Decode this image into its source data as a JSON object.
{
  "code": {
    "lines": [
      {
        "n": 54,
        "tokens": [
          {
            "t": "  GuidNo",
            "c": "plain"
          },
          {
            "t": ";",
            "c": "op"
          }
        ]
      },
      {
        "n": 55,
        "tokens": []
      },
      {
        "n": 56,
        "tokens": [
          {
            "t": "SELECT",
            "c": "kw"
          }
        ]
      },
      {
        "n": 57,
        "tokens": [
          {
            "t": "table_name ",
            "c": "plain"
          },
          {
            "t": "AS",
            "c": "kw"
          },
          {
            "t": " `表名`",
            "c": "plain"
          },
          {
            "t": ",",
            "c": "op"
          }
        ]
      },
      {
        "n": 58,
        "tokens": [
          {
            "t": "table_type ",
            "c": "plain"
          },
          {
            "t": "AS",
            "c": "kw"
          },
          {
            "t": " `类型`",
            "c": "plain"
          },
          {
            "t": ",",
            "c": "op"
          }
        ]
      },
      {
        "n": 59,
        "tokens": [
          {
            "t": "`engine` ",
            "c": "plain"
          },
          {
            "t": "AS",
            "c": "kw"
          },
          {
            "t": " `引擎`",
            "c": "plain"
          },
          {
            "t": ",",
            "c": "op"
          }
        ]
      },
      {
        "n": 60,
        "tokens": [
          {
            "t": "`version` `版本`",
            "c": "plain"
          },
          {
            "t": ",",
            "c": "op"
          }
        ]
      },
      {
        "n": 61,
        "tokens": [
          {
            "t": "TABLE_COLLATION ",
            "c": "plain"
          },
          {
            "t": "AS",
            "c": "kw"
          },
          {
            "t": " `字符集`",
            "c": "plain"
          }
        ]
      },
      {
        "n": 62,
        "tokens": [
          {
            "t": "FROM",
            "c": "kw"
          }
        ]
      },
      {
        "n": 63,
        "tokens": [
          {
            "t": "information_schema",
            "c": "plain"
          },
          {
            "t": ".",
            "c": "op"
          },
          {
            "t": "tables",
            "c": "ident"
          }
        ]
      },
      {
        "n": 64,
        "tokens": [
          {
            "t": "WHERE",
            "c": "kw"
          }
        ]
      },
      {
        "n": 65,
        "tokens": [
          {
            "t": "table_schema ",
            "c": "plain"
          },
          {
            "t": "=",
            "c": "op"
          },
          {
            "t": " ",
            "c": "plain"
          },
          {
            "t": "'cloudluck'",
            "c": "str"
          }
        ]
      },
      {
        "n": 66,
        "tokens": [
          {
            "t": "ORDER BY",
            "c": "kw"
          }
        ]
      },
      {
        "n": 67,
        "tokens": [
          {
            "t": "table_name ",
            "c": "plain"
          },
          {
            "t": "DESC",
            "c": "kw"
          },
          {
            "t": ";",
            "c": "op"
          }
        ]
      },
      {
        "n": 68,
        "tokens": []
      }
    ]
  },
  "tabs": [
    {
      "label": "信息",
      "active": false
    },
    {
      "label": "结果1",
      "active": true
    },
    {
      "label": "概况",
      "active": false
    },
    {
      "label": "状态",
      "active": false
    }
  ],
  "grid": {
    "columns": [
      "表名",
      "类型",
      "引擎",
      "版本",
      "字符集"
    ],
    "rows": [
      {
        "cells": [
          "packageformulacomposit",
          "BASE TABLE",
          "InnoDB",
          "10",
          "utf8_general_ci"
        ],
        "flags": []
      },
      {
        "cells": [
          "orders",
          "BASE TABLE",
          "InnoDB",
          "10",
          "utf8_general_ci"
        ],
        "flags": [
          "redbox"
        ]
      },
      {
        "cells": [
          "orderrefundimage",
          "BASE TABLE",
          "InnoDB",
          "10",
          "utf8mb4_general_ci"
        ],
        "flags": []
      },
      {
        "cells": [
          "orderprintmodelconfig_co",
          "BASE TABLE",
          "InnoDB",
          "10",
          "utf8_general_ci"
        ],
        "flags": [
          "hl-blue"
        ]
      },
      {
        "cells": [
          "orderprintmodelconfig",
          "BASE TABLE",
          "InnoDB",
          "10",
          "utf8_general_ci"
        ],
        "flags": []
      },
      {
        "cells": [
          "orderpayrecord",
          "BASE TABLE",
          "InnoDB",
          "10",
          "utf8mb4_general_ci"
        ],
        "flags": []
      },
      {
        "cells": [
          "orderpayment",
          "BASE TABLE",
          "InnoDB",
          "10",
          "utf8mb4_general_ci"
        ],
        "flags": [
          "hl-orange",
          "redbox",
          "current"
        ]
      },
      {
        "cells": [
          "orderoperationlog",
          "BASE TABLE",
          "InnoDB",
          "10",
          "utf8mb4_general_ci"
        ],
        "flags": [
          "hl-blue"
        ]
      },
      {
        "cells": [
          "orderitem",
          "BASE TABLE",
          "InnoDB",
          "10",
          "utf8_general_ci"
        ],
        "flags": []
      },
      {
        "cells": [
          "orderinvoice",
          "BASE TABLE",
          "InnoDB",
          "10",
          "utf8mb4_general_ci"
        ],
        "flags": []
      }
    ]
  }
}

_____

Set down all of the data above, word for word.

**WRITTEN SOLUTION:**
Decode this image into its source data as a JSON object.
{
  "code": {
    "lines": [
      {
        "n": 54,
        "tokens": [
          {
            "t": "  GuidNo",
            "c": "plain"
          },
          {
            "t": ";",
            "c": "op"
          }
        ]
      },
      {
        "n": 55,
        "tokens": []
      },
      {
        "n": 56,
        "tokens": [
          {
            "t": "SELECT",
            "c": "kw"
          }
        ]
      },
      {
        "n": 57,
        "tokens": [
          {
            "t": "table_name ",
            "c": "plain"
          },
          {
            "t": "AS",
            "c": "kw"
          },
          {
            "t": " `表名`",
            "c": "plain"
          },
          {
            "t": ",",
            "c": "op"
          }
        ]
      },
      {
        "n": 58,
        "tokens": [
          {
            "t": "table_type ",
            "c": "plain"
          },
          {
            "t": "AS",
            "c": "kw"
          },
          {
            "t": " `类型`",
            "c": "plain"
          },
          {
            "t": ",",
            "c": "op"
          }
        ]
      },
      {
        "n": 59,
        "tokens": [
          {
            "t": "`engine` ",
            "c": "plain"
          },
          {
            "t": "AS",
            "c": "kw"
          },
          {
            "t": " `引擎`",
            "c": "plain"
          },
          {
            "t": ",",
            "c": "op"
          }
        ]
      },
      {
        "n": 60,
        "tokens": [
          {
            "t": "`version` `版本`",
            "c": "plain"
          },
          {
            "t": ",",
            "c": "op"
          }
        ]
      },
      {
        "n": 61,
        "tokens": [
          {
            "t": "TABLE_COLLATION ",
            "c": "plain"
          },
          {
            "t": "AS",
            "c": "kw"
          },
          {
            "t": " `字符集`",
            "c": "plain"
          }
        ]
      },
      {
        "n": 62,
        "tokens": [
          {
            "t": "FROM",
            "c": "kw"
          }
        ]
      },
      {
        "n": 63,
        "tokens": [
          {
            "t": "information_schema",
            "c": "plain"
          },
          {
            "t": ".",
            "c": "op"
          },
          {
            "t": "tables",
            "c": "ident"
          }
        ]
      },
      {
        "n": 64,
        "tokens": [
          {
            "t": "WHERE",
            "c": "kw"
          }
        ]
      },
      {
        "n": 65,
        "tokens": [
          {
            "t": "table_schema ",
            "c": "plain"
          },
          {
            "t": "=",
            "c": "op"
          },
          {
            "t": " ",
            "c": "plain"
          },
          {
            "t": "'cloudluck'",
            "c": "str"
          }
        ]
      },
      {
        "n": 66,
        "tokens": [
          {
            "t": "ORDER BY",
            "c": "kw"
          }
        ]
      },
      {
        "n": 67,
        "tokens": [
          {
            "t": "table_name ",
            "c": "plain"
          },
          {
            "t": "DESC",
            "c": "kw"
          },
          {
            "t": ";",
            "c": "op"
          }
        ]
      },
      {
        "n": 68,
        "tokens": []
      }
    ]
  },
  "tabs": [
    {
      "label": "信息",
      "active": false
    },
    {
      "label": "结果1",
      "active": true
    },
    {
      "label": "概况",
      "active": false
    },
    {
      "label": "状态",
      "active": false
    }
  ],
  "grid": {
    "columns": [
      "表名",
      "类型",
      "引擎",
      "版本",
      "字符集"
    ],
    "rows": [
      {
        "cells": [
          "packageformulacomposit",
          "BASE TABLE",
          "InnoDB",
          "10",
          "utf8_general_ci"
        ],
        "flags": []
      },
      {
        "cells": [
          "orders",
          "BASE TABLE",
          "InnoDB",
          "10",
          "utf8_general_ci"
        ],
        "flags": [
          "redbox"
        ]
      },
      {
        "cells": [
          "orderrefundimage",
          "BASE TABLE",
          "InnoDB",
          "10",
          "utf8mb4_general_ci"
        ],
        "flags": []
      },
      {
        "cells": [
          "orderprintmodelconfig_co",
          "BASE TABLE",
          "InnoDB",
          "10",
          "utf8_general_ci"
        ],
        "flags": [
          "hl-blue"
        ]
      },
      {
        "cells": [
          "orderprintmodelconfig",
          "BASE TABLE",
          "InnoDB",
          "10",
          "utf8_general_ci"
        ],
        "flags": []
      },
      {
        "cells": [
          "orderpayrecord",
          "BASE TABLE",
          "InnoDB",
          "10",
          "utf8mb4_general_ci"
        ],
        "flags": []
      },
      {
        "cells": [
          "orderpayment",
          "BASE TABLE",
          "InnoDB",
          "10",
          "utf8mb4_general_ci"
        ],
        "flags": [
          "hl-orange",
          "redbox",
          "current"
        ]
      },
      {
        "cells": [
          "orderoperationlog",
          "BASE TABLE",
          "InnoDB",
          "10",
          "utf8mb4_general_ci"
        ],
        "flags": [
          "hl-blue"
        ]
      },
      {
        "cells": [
          "orderitem",
          "BASE TABLE",
          "InnoDB",
          "10",
          "utf8_general_ci"
        ],
        "flags": []
      },
      {
        "cells": [
          "orderinvoice",
          "BASE TABLE",
          "InnoDB",
          "10",
          "utf8mb4_general_ci"
        ],
        "flags": []
      }
    ]
  }
}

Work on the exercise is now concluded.